Her book The Inheritance of Loss is among the 19 works of fiction listed for this year's prize, reports Vijay Dutt.

india Updated: Aug 16, 2006 11:24 IST
Vijay Dutt

It was good news on Independence Day for Indian literature. India-born author Kiran Desai’s The Inheritance of Loss was named as one of the 19 works of fiction long-listed for this year’s prestigious Man Booker prize.

Critics said the choice is a reflection of how the theme of displacement has become so contemporary.

Kiran had earlier written the critically-acclaimed Hullabaloo in the Guava Orchard. She is the daughter of Anita Desai, the Indian writer shortlisted thrice in the 1980s for the Booker.

This makes it possibly the first time that a family member of another nominee has been on the list.

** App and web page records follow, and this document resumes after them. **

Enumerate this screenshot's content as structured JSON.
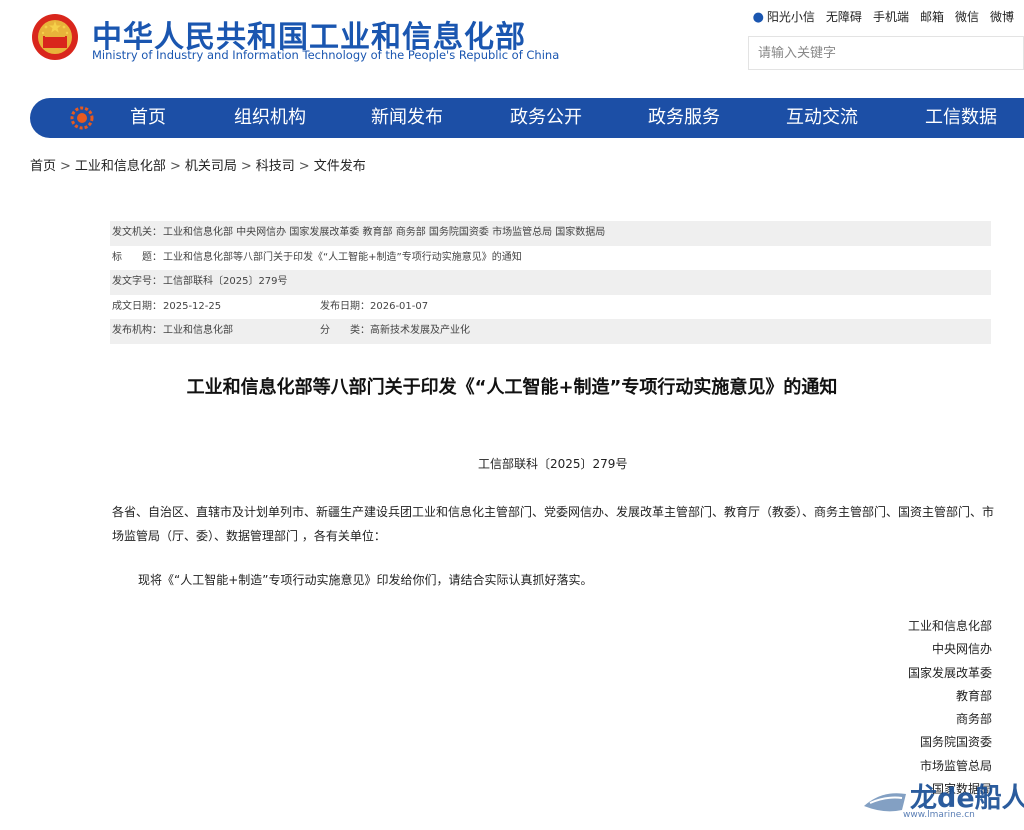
{
  "header": {
    "title_cn": "中华人民共和国工业和信息化部",
    "title_en": "Ministry of Industry and Information Technology of the People's Republic of China",
    "emblem_icon": "national-emblem-icon",
    "brand_color": "#1a56b0",
    "top_links": [
      "阳光小信",
      "无障碍",
      "手机端",
      "邮箱",
      "微信",
      "微博"
    ],
    "search": {
      "placeholder": "请输入关键字",
      "value": ""
    }
  },
  "nav": {
    "color": "#1c4fa6",
    "logo_icon": "miit-logo-icon",
    "items": [
      "首页",
      "组织机构",
      "新闻发布",
      "政务公开",
      "政务服务",
      "互动交流",
      "工信数据"
    ]
  },
  "breadcrumb": [
    "首页",
    "工业和信息化部",
    "机关司局",
    "科技司",
    "文件发布"
  ],
  "meta": {
    "issuer": {
      "label": "发文机关：",
      "value": "工业和信息化部 中央网信办 国家发展改革委 教育部 商务部 国务院国资委 市场监管总局 国家数据局"
    },
    "subject": {
      "label": "标　　题：",
      "value": "工业和信息化部等八部门关于印发《“人工智能+制造”专项行动实施意见》的通知"
    },
    "doc_no": {
      "label": "发文字号：",
      "value": "工信部联科〔2025〕279号"
    },
    "created": {
      "label": "成文日期：",
      "value": "2025-12-25"
    },
    "published": {
      "label": "发布日期：",
      "value": "2026-01-07"
    },
    "org": {
      "label": "发布机构：",
      "value": "工业和信息化部"
    },
    "category": {
      "label": "分　　类：",
      "value": "高新技术发展及产业化"
    }
  },
  "article": {
    "title": "工业和信息化部等八部门关于印发《“人工智能+制造”专项行动实施意见》的通知",
    "doc_number": "工信部联科〔2025〕279号",
    "recipients": "各省、自治区、直辖市及计划单列市、新疆生产建设兵团工业和信息化主管部门、党委网信办、发展改革主管部门、教育厅（教委）、商务主管部门、国资主管部门、市场监管局（厅、委）、数据管理部门 ，各有关单位：",
    "body": "现将《“人工智能+制造”专项行动实施意见》印发给你们，请结合实际认真抓好落实。",
    "signers": [
      "工业和信息化部",
      "中央网信办",
      "国家发展改革委",
      "教育部",
      "商务部",
      "国务院国资委",
      "市场监管总局",
      "国家数据局"
    ]
  },
  "watermark": {
    "text": "龙de船人",
    "url": "www.lmarine.cn",
    "icon": "ship-logo-icon"
  }
}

The battle for the world’s best-known literary award was initiated on Monday night when the judges unveiled a 19-strong long list for the prize of £50,000. This was preceded by a debate of six hours over the merits of 112 novels submitted this year.

This year’s list is dominated by the younger generation, most of whom aren’t household names yet.

Only three past winners — Nadine Gordimer, Peter Carey and Barry Unsworth — made it to the list. Gordimer(82) is almost certainly the oldest to make it into the count-off. She wrote her first novel, The Lying Days, in 1953, won the Booker for The Conservationist in 1974 and the Nobel Prize for Literature in 1991. She’s in competition this year with her 14th novel, Get a Life.

“It does seem to be a year for lesser-known writers. It shows that the novel is alive and well, safe in the hands of the next generation,” said a Booker jury member.

First Published: Aug 16, 2006 02:51 IST